Vestas 11th Hour finished fifth of seven teams.
Thompson’s shore support team worked in the shared Boatyard facility, which for the last two editions of the race has been open to the public for tours, on tuning, repair and maintenance of the boat.
They also arranged for the care and feeding of the crew, which included a skipper, a team director, a navigator, a boat captain, along with four male and three female crew members.
At the Auckland stop, a group promoting women in the sport of sailing called The Magenta Project celebrated International Women’s Day and 45 years of women sailing in the Volvo Ocean Race. More than 20 women sailed in this edition of the race, compared with 150 in the previous four decades combined.
Each boat’s support team had two sets of shipping containers with spare parts and equipment that would serve as the work space during each stopover. They were shipped ahead, leapfrogging along the route.
“Racing a carbon boat around the world is not necessarily sustainable in itself,” Thompson said, “but we tried to reduce the impact as much as possible.”
They kept a carbon-footprint tracker and offset 561 tons of carbon emissions from the whole endeavor; they offset 55 percent of their emissions from air travel and 21 percent of emissions from all that freight, shipping containers around the world.
The port “stopovers” each lasted a week or two. In each port, they tried to make sure crew could walk or take public transportation to the “race village.” Working with the cook to arrange “Meatless Mondays,” the team avoided 2,712 tons of carbon emissions, they estimated, and saved 671,000 liters of fresh water.
The shore team also worked with the suppliers of rigging and another equipment to reduce packaging and padding in each shipment.
Vestas 11th Hour’s team website allowed fans to follow the boat’s progress around the world. The same map also noted the locations of ocean gyres, where circular currents attract ocean debris, especially plastic.
The sailors that have been racing offshore for many years said they definitely are seeing plastic pollution increasing. And a distressing number of the water samples taken along the route contained microplastics, Thompson said.
They even found microplastics in the water at Point Nemo, the spot in the South Pacific that’s further from land than any other place on the globe, she said.
To help keep some of that plastic from reaching the ocean in the first place, the crew committed to picking up some trash every day in each port stop.

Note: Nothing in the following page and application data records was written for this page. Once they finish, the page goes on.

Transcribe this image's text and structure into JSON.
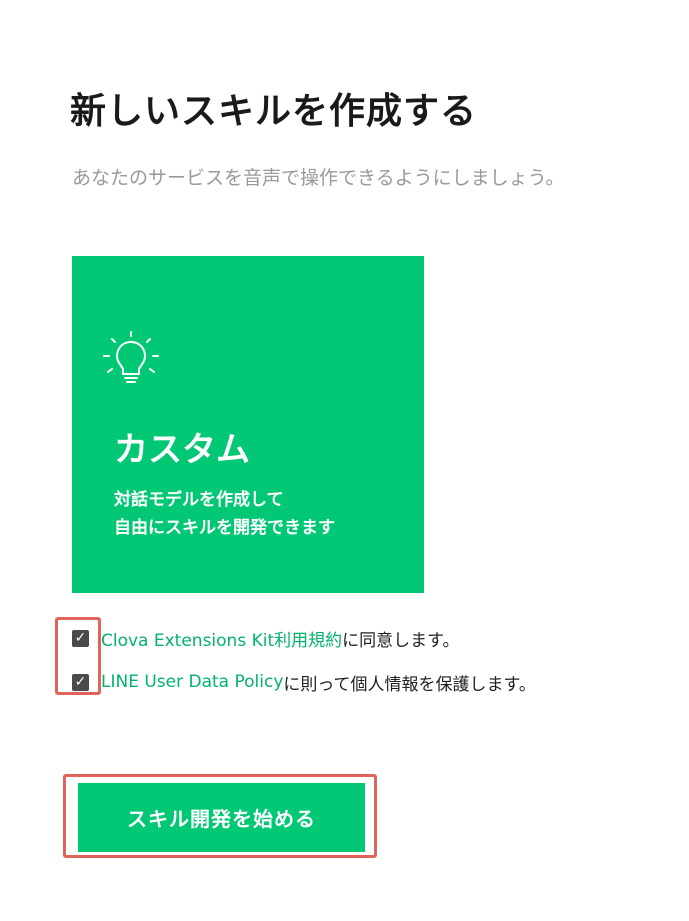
{
  "header": {
    "title": "新しいスキルを作成する",
    "subtitle": "あなたのサービスを音声で操作できるようにしましょう。"
  },
  "card": {
    "icon": "lightbulb-icon",
    "title": "カスタム",
    "desc_line1": "対話モデルを作成して",
    "desc_line2": "自由にスキルを開発できます",
    "color": "#02c875"
  },
  "agreements": [
    {
      "checked": true,
      "link_text": "Clova Extensions Kit利用規約",
      "suffix": "に同意します。"
    },
    {
      "checked": true,
      "link_text": "LINE User Data Policy",
      "suffix": "に則って個人情報を保護します。"
    }
  ],
  "checkbox_mark": "✓",
  "start_button": {
    "label": "スキル開発を始める"
  },
  "colors": {
    "accent": "#02c875",
    "link": "#02b36b",
    "highlight": "#e06457"
  }
}
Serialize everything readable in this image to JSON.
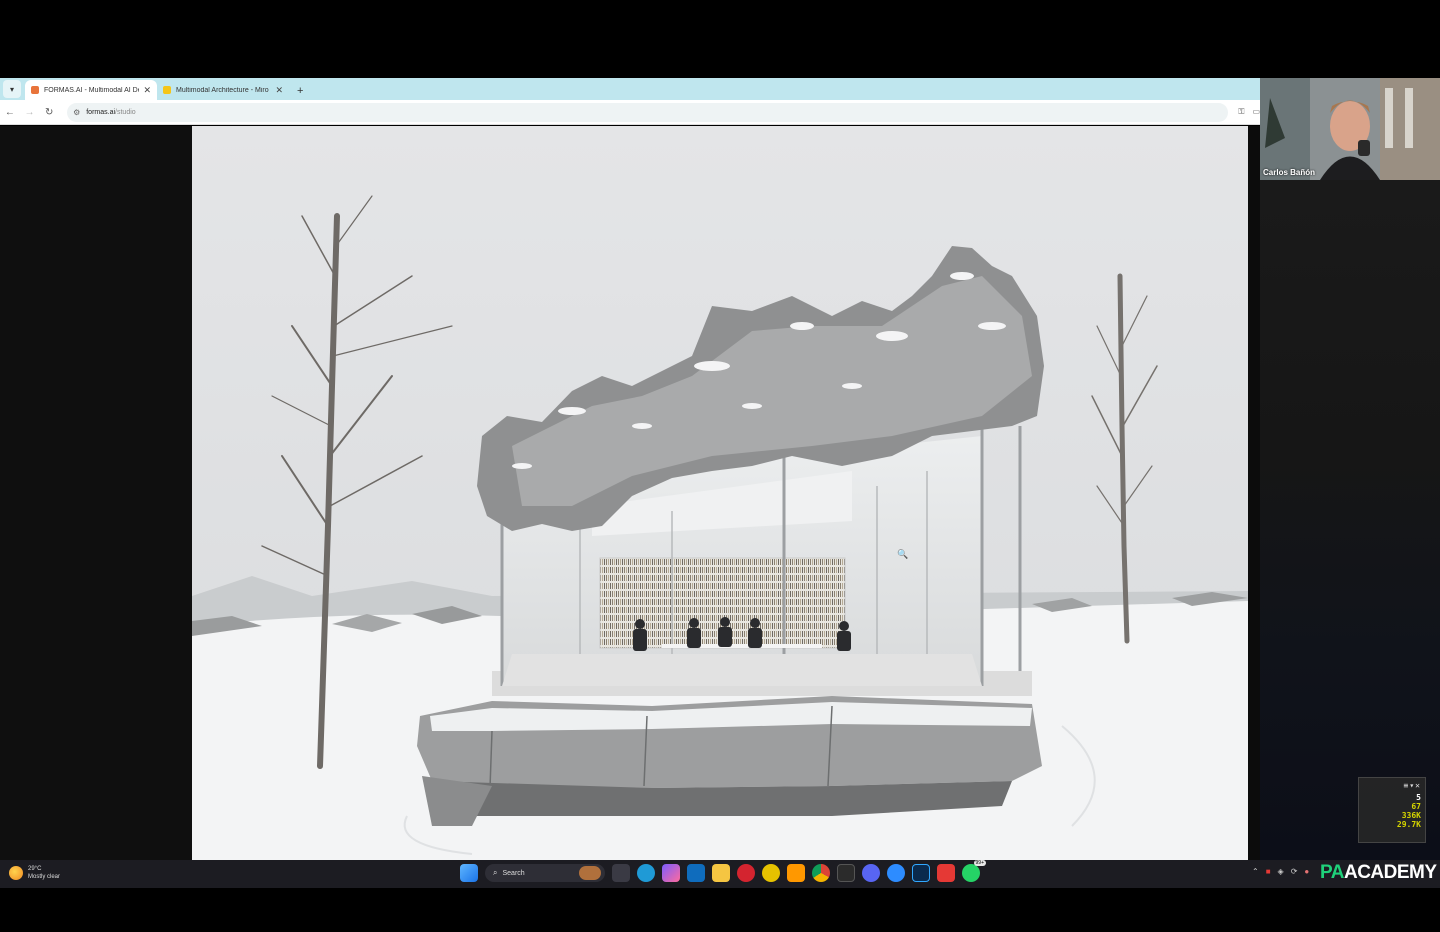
{
  "browser": {
    "tabs": [
      {
        "title": "FORMAS.AI - Multimodal AI De",
        "favicon_color": "#e8743b",
        "active": true
      },
      {
        "title": "Multimodal Architecture - Miro",
        "favicon_color": "#f5c518",
        "active": false
      }
    ],
    "new_tab_label": "+",
    "address": {
      "host": "formas.ai",
      "path": "/studio"
    }
  },
  "webcam": {
    "name": "Carlos Bañón"
  },
  "stats": {
    "values": [
      "5",
      "67",
      "336K",
      "29.7K"
    ]
  },
  "taskbar": {
    "weather": {
      "temp": "29°C",
      "condition": "Mostly clear"
    },
    "search_label": "Search",
    "whatsapp_badge": "99+"
  },
  "watermark": {
    "prefix": "PA",
    "suffix": "ACADEMY"
  },
  "colors": {
    "tabbar": "#bfe6ee",
    "sky": "#e6e8ea",
    "snow": "#f3f4f5",
    "taskbar": "#1c1c22"
  }
}
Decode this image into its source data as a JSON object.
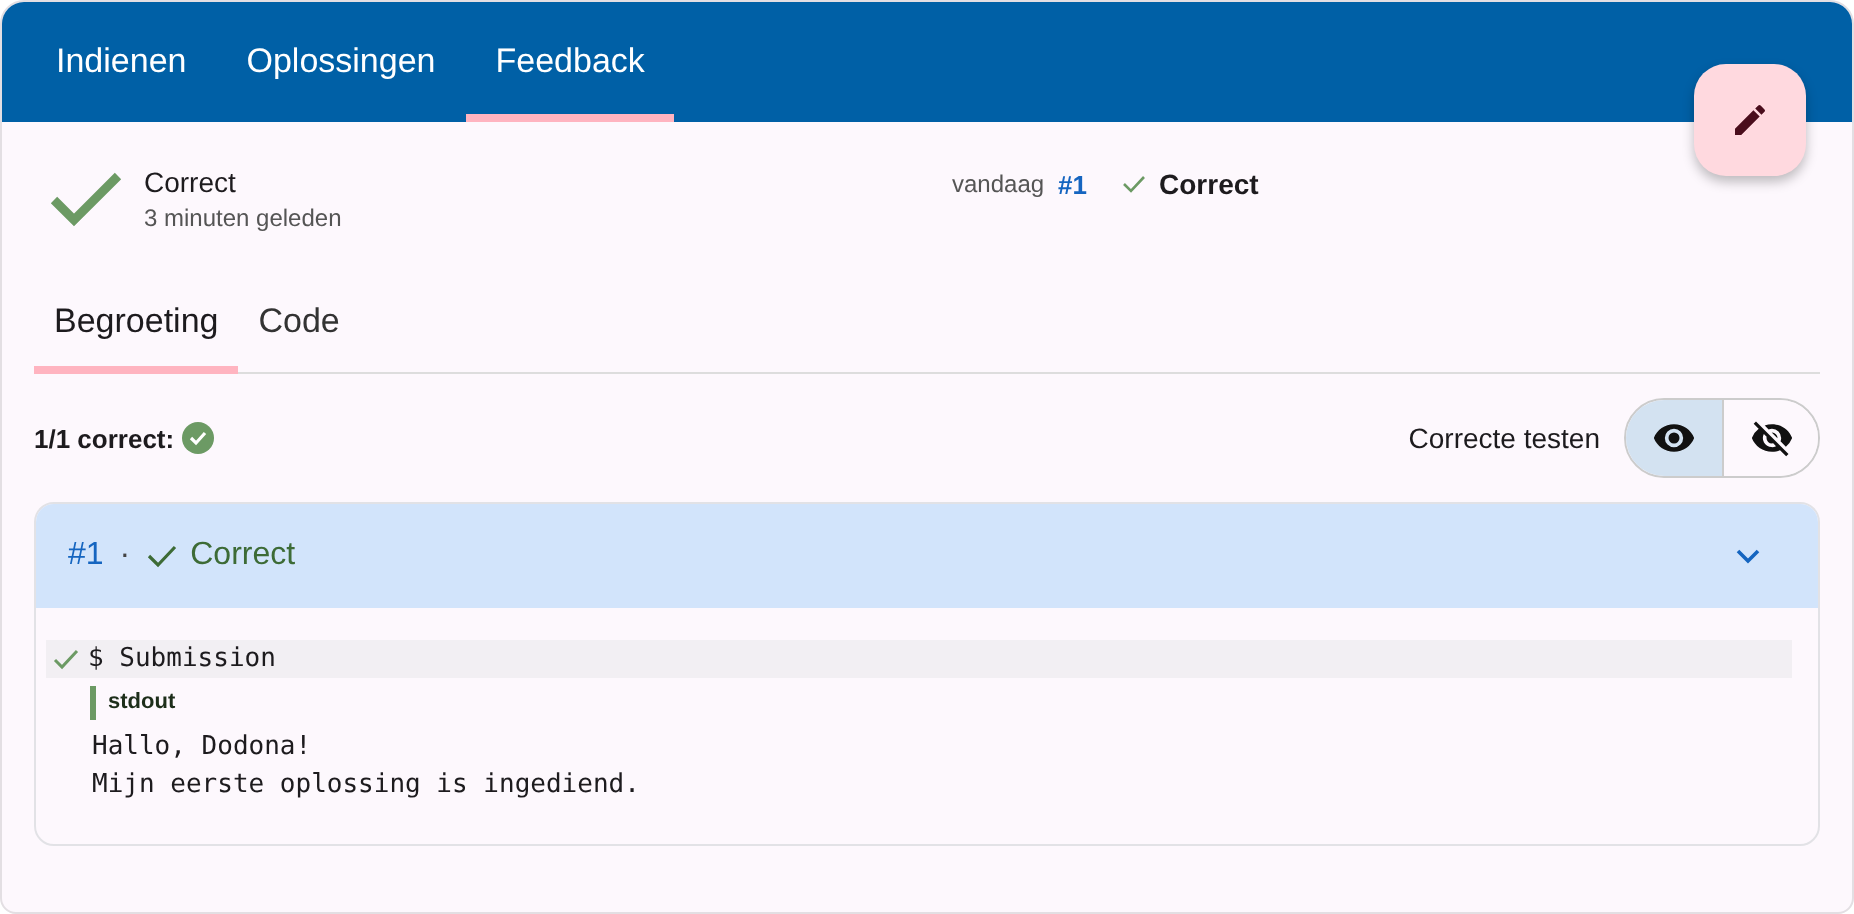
{
  "top_tabs": [
    {
      "label": "Indienen",
      "selected": false
    },
    {
      "label": "Oplossingen",
      "selected": false
    },
    {
      "label": "Feedback",
      "selected": true
    }
  ],
  "summary": {
    "status": "Correct",
    "time": "3 minuten geleden",
    "date": "vandaag",
    "number": "#1",
    "result": "Correct"
  },
  "feedback_tabs": [
    {
      "label": "Begroeting",
      "selected": true
    },
    {
      "label": "Code",
      "selected": false
    }
  ],
  "score": "1/1 correct:",
  "filter": {
    "label": "Correcte testen",
    "options": [
      {
        "kind": "show",
        "selected": true
      },
      {
        "kind": "hide",
        "selected": false
      }
    ]
  },
  "testcase": {
    "number": "#1",
    "separator": "·",
    "status": "Correct",
    "expanded": true,
    "command": "$ Submission",
    "channel": "stdout",
    "output": [
      "Hallo, Dodona!",
      "Mijn eerste oplossing is ingediend."
    ]
  }
}
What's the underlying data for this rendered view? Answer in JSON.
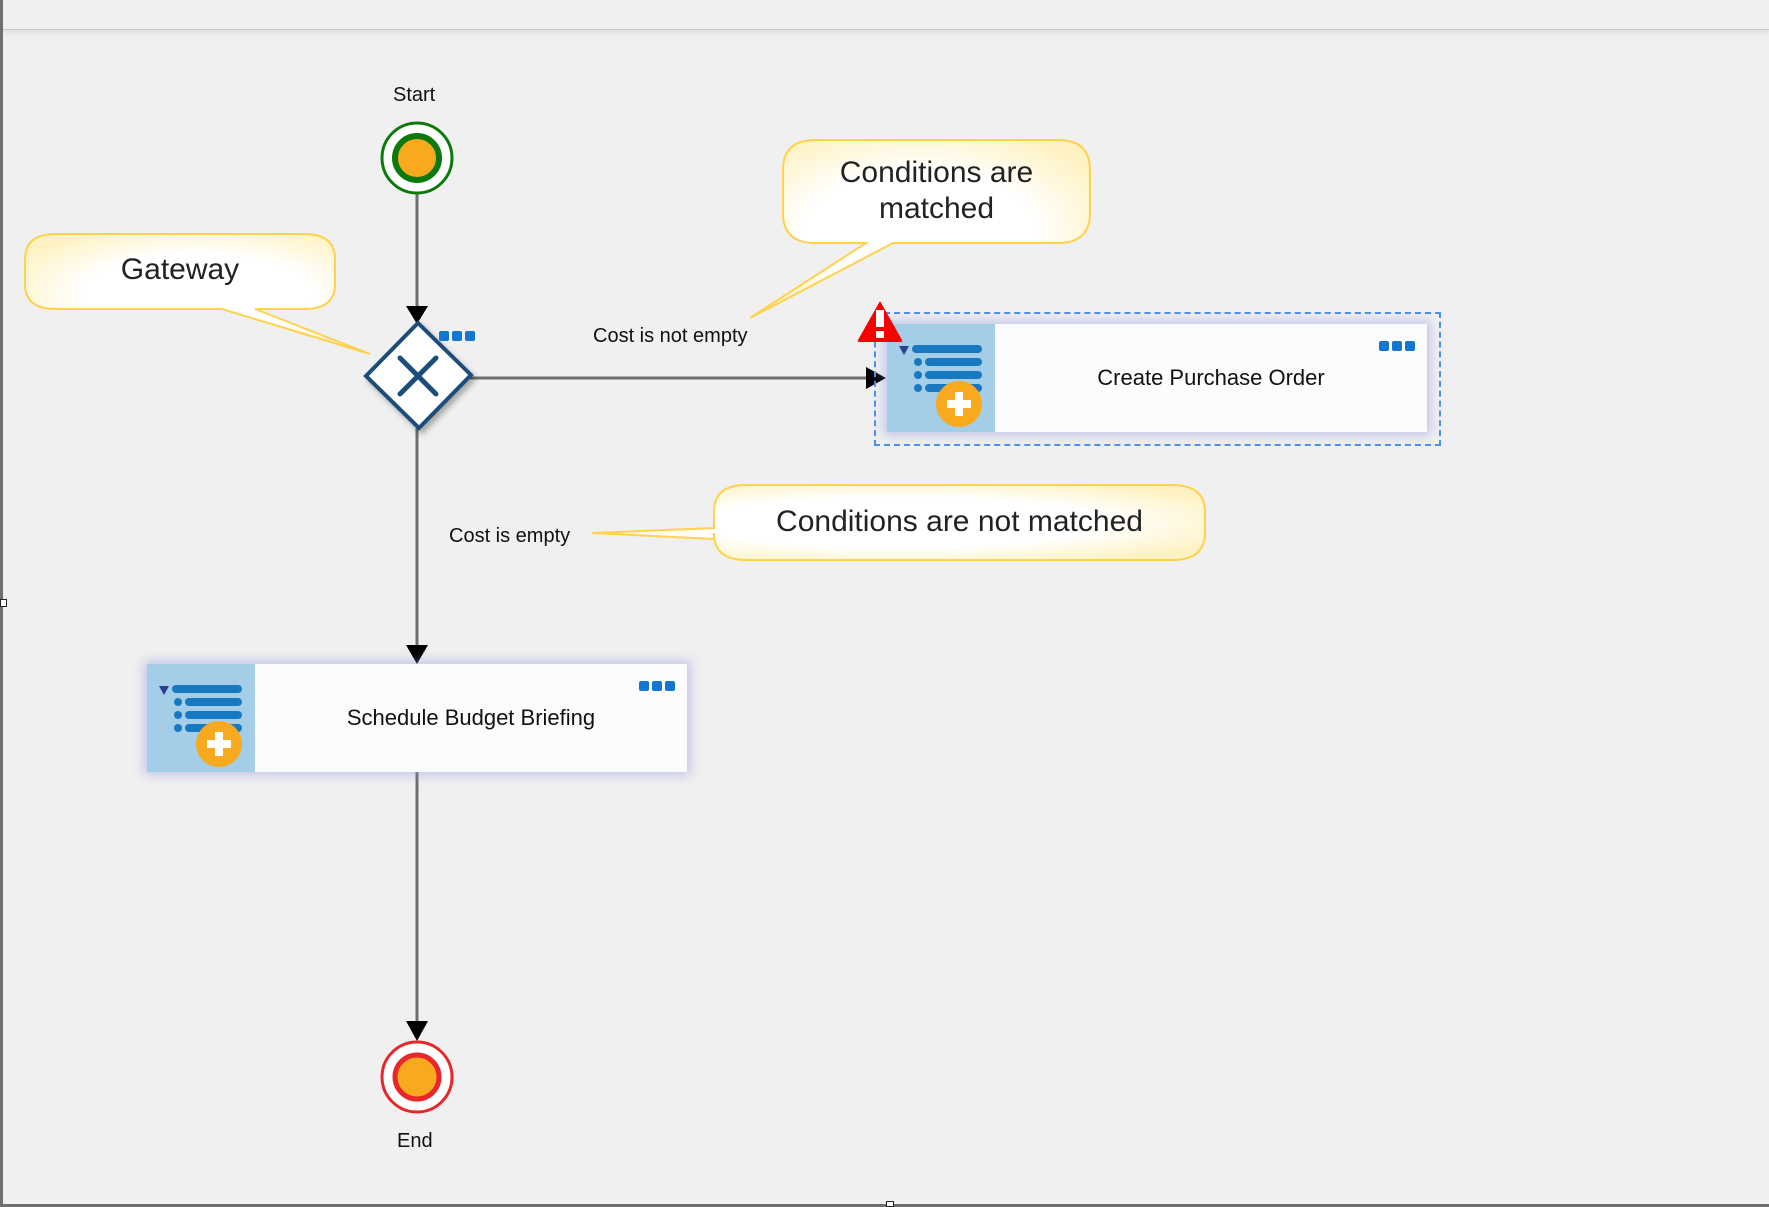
{
  "diagram": {
    "type": "BPMN process",
    "nodes": {
      "start": {
        "label": "Start",
        "kind": "start-event",
        "color": "#0a7a0a"
      },
      "gateway": {
        "label": "",
        "kind": "exclusive-gateway",
        "color": "#1f4e79"
      },
      "task_create_po": {
        "label": "Create Purchase Order",
        "kind": "user-task",
        "selected": true,
        "warning": true
      },
      "task_schedule": {
        "label": "Schedule Budget Briefing",
        "kind": "user-task",
        "selected": false,
        "warning": false
      },
      "end": {
        "label": "End",
        "kind": "end-event",
        "color": "#e8262b"
      }
    },
    "edges": {
      "start_to_gateway": {
        "label": ""
      },
      "gateway_to_create_po": {
        "label": "Cost is not empty"
      },
      "gateway_to_schedule": {
        "label": "Cost is empty"
      },
      "schedule_to_end": {
        "label": ""
      }
    },
    "callouts": {
      "gateway": {
        "text": "Gateway"
      },
      "matched": {
        "line1": "Conditions are",
        "line2": "matched"
      },
      "not_matched": {
        "text": "Conditions are not matched"
      }
    },
    "colors": {
      "canvas": "#eff0ef",
      "connector": "#6e6e6e",
      "callout_border": "#ffd24d",
      "task_panel": "#a4cde7",
      "selection": "#4f8ef0",
      "more_dots": "#1576d1",
      "event_fill": "#f9a91e"
    }
  }
}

“The place that I saw the most trash and plastic was Brazil,” Thompson said. “That was the most disheartening. I would walk from my hotel down to the village, I would find a plastic bag on the street, I would fill it, and by the time I got to the first trash container, which was usually overfilled, I’d find another bag.”
On the other hand, she said, the message about plastic waste did seem to gain momentum over the course of the eight-month adventure.
Toward the end of the race, Volvo and other major sponsors began to announce big, long-term pledges. “They started to pledge that they would make their offices more sustainable, try to get rid of plastics in their corporate environment and reduce the amount of plastic in their cars.”
Thompson also found time to do her own sailing, including sailing on the crew of the yacht Rebecca that’s often spotted around MDI during the summer.
“It was a wonderful sabbatical,” she said.